Journal editor will consider retractions, corrections or expressions of concern in line with COPE’s Retraction Guidelines. If an author is found to have made an error, the journal will issue a corrigendum. If our journal is found to have made an error, they will issue an erratum. Retractions are usually reserved for articles that are so seriously flawed that their findings or conclusions should not be relied upon, or that contain substantial plagiarism or life-endangering content. Our Journal may make minor changes such as those which would likely occur during copyediting, typesetting or proofreading, but any substantive corrections will be carried out in line with COPE’s Retraction Guidelines.

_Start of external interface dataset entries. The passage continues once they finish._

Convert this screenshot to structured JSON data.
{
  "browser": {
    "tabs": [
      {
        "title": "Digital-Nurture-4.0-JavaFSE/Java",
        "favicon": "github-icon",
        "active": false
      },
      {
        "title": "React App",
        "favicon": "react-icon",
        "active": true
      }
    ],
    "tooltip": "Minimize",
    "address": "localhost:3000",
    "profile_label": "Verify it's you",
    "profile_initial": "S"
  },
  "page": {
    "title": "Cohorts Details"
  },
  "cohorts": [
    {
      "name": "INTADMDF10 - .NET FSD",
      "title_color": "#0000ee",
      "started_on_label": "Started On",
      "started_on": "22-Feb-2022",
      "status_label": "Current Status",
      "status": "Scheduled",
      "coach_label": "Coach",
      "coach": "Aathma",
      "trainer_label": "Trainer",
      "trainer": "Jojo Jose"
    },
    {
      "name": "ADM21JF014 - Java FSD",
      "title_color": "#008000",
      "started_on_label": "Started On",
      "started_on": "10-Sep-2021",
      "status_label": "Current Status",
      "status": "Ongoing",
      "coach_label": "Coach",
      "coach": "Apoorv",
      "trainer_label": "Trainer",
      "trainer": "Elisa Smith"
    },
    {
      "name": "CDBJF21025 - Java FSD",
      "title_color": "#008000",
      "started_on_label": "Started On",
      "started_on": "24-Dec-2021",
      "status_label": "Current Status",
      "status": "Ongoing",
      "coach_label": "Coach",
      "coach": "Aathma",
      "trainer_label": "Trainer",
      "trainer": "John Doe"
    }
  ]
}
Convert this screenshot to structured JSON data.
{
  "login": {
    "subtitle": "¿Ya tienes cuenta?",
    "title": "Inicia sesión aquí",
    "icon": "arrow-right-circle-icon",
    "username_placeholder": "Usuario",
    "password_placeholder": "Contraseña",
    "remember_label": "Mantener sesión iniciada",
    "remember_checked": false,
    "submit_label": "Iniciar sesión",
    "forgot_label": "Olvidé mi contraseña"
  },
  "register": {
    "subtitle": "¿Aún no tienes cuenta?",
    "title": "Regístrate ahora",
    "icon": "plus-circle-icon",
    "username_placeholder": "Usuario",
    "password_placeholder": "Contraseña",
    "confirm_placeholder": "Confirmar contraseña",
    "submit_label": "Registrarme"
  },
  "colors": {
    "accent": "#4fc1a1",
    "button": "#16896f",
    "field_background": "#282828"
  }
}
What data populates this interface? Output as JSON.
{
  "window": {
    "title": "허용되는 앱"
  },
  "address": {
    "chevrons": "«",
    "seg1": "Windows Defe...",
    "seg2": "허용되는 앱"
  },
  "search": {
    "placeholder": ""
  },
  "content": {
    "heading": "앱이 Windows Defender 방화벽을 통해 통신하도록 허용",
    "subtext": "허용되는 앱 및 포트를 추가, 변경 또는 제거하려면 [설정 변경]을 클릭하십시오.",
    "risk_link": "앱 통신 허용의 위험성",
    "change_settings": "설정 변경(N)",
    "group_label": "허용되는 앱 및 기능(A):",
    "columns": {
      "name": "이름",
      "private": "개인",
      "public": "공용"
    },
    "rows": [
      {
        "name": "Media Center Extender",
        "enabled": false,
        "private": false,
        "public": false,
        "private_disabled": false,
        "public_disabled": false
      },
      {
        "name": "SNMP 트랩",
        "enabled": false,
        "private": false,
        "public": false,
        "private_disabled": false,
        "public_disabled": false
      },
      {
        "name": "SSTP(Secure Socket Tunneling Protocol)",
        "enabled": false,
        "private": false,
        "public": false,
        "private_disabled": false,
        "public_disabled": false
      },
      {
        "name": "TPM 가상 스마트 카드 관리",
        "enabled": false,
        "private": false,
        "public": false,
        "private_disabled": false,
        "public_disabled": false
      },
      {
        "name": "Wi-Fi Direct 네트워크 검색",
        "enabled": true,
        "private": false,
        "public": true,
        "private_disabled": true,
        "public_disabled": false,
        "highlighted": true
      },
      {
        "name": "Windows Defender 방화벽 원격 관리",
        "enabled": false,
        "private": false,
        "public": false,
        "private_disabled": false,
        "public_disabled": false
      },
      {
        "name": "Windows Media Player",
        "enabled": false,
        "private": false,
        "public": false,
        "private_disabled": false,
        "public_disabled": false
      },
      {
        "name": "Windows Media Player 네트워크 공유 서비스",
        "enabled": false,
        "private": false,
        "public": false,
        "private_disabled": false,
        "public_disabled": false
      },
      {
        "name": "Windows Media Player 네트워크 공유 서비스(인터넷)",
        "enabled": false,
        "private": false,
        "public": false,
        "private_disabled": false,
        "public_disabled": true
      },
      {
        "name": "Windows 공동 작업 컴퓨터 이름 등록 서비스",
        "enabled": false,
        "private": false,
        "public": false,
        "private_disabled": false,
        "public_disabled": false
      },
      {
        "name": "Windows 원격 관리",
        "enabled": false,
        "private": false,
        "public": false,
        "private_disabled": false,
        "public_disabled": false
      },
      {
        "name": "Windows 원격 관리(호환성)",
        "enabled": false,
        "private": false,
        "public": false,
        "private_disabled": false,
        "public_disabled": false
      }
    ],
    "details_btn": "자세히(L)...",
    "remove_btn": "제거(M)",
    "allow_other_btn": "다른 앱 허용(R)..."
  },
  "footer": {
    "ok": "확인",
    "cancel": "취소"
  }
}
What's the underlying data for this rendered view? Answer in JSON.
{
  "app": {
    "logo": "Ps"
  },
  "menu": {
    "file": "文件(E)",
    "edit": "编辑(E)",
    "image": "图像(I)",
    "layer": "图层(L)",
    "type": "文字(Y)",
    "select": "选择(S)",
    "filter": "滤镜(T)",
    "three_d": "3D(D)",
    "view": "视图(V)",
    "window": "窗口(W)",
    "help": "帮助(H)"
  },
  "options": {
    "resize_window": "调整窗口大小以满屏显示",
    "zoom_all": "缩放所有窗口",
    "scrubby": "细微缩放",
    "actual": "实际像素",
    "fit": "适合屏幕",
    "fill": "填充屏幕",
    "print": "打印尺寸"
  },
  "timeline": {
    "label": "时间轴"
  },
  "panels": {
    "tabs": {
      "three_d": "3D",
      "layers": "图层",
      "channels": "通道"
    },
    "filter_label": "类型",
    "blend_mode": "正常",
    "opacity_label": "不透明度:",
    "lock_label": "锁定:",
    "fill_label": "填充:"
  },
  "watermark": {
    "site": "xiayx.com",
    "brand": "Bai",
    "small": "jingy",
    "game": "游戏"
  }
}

In exceptional cases, we may remove an article from online publication where we believe it is necessary to comply with our legal obligations. This includes, without limitation, where we have concerns that the article is defamatory, violates personal privacy or confidentiality laws, is the subject of a court order, or might pose a serious health risk to the general public. In these circumstances, we may decide to remove the article and publish a notice that clearly states why the full article has been removed.
Image Manipulation, Falsification and Fabrication
Where research data are collected or presented as images, modifying these images can sometimes misrepresent the results obtained or their significance. We recognise that there can be legitimate reasons for modifying images, but we expect authors to avoid modifying images where this leads to the falsification, fabrication, or misrepresentation of their results.
Fraudulent Research and Research Misconduct
Where we are made aware of fraudulent research or research misconduct by an author, our first concern is the integrity of content we have published. We work with the editor, COPE, and other appropriate institutions or organisations, to investigate. Any publication found to include fraudulent results will be retracted, or an appropriate correction or expression of concern will be issued. Please see the Retractions, Corrections and Expressions of Concern section of these guidelines for more information.
Versions and Adaptations
We neither modify existing, published content or originate new materials to meet political or ideological requirements where we judge these to compromise the quality, effectiveness or factual accuracy of the materials or to conflict with our Code of Ethics.
We strive to follow COPE’s Principles of Transparency and Best Practice in Scholarly Publishing and encourage our publishing partners to uphold these same principles.
Data and Supporting Evidence
We support transparency and openness around data, code, and other materials associated with research. We expect authors to maintain accurate records of supporting evidence necessary to allow others to understand, verify, and replicate new findings, and to supply or provide access to this supporting evidence, on reasonable request. Where appropriate and where allowed by their employer, funding body or others who might have an interest, we encourage authors to:
- deposit evidence in a suitable repository or storage location, for sharing and further use by others; and
- describe where the evidence may be found in a Data Availability Statement which authors should include in their publication.